Social protection is an investment in people, ensuring they always have the means to buy nutritious food, send children to school, and get the healthcare they need. It can help prevent people facing short-term shocks from having to sell off livestock or other assets to pay for their next meal; or from being unable to feed their children, which can have permanent economic and social consequences.
Ethiopia has one of the most effective social protection schemes in Africa. It uses a combination of cash transfers for those who cannot work and training and public job schemes for those who can to boost agricultural production and tackle hunger. Research has shown its impact is equivalent to reducing the length of the hungry season by one third.
There is a growing consensus on the need for these measures. In response to the COVID-19 crisis, UN Secretary-General António Guterres recently called for governments to strengthen social protection systems for nutrition.
With the right social protection policies and long-term investments to build sustainable and resilient food systems, governments can not only avert a COVID-19 hunger crisis, but put the UN goal to end hunger by 2030 back on track.
What’s next for Ceres2030?
On July 21, the Ceres2030 and the SDG2 Advocacy Hub will hold a virtual event from 1:30 to 3:00 p.m. (CEST). This virtual event is intended to drive investments in the Sustainable Development Goal 2 related to ending hunger via raising awareness of numbers and costs needed. Register here.

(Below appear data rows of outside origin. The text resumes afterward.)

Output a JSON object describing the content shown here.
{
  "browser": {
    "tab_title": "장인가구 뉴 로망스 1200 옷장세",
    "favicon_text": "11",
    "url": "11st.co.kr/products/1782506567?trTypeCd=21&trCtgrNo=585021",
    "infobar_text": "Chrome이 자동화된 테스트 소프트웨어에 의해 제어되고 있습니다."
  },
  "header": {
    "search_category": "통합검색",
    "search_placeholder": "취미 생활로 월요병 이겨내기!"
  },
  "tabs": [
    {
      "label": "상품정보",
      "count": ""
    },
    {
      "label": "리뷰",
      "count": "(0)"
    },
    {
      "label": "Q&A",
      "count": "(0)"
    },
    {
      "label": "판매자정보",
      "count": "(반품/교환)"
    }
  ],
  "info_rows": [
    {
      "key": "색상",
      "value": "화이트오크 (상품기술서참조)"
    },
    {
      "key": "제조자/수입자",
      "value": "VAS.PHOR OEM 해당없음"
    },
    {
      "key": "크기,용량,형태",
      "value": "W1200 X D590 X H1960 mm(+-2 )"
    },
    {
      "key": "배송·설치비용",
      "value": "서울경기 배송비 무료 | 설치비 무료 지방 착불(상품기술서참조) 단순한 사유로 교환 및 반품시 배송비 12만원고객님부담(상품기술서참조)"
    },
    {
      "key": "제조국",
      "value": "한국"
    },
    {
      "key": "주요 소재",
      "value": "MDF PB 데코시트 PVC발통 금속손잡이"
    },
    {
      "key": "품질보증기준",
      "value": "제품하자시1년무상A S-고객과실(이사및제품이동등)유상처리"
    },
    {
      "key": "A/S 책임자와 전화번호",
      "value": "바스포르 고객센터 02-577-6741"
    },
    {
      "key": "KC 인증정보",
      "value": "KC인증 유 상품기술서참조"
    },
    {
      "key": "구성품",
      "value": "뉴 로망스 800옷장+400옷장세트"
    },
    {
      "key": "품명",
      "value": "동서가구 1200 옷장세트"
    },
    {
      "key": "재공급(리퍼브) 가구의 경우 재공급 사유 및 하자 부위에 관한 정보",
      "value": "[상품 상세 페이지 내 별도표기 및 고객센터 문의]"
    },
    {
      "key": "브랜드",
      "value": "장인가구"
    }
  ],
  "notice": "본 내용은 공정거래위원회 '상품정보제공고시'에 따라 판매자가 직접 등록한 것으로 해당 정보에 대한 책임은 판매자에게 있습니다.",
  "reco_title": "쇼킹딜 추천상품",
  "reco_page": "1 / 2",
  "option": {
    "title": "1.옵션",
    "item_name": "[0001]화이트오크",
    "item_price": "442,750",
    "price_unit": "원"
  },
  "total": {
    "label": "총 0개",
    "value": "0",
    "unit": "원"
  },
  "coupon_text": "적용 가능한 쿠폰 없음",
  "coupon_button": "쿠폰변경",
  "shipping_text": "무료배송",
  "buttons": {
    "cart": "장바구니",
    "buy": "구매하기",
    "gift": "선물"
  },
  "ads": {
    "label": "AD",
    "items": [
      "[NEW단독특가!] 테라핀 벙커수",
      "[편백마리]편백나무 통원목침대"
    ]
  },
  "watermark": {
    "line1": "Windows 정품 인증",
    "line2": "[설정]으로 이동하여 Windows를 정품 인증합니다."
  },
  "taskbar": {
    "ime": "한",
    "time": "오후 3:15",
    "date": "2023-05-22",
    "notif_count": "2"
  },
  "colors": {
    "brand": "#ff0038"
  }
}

In October 2020, Ceres2030 will publish its final report. This will include:
- A new figure for how much it will cost to end hunger by 2030 while increasing smallholder farmer incomes and protecting the environment, assessing the best way to spend money across a number of agricultural interventions in different countries.
- An analysis of the best interventions to end hunger sustainably. Ceres2030 has created a new machine-learning tool to read and synthesize over 90,000 articles and reports. This type of artificial intelligence has never been used before, even in other academic fields, and vastly increases the amount of evidence Ceres2030 researchers can process. The tool will be used to help answer eight research questions covering challenges such as addressing water scarcity, tackling food loss, and creating employment for the future. An article on each of the topics will be published in the scientific journal Nature.
- A new economic model to show the impact of a shock like COVID-19 in a world where we have eradicated hunger compared to a world where we have not.
Webinar | How Are African Governments Responding to Avert a COVID-19 Hunger Crisis?
July 8 , 2020: This Ceres2030 webinar brought together African ministers responsible for agriculture and trade to discuss the measures their countries are taking to avert a hunger crisis by ensuring that livelihoods are secured and food systems remain functional. Ministers shared insights into the role the international community can play to support their efforts.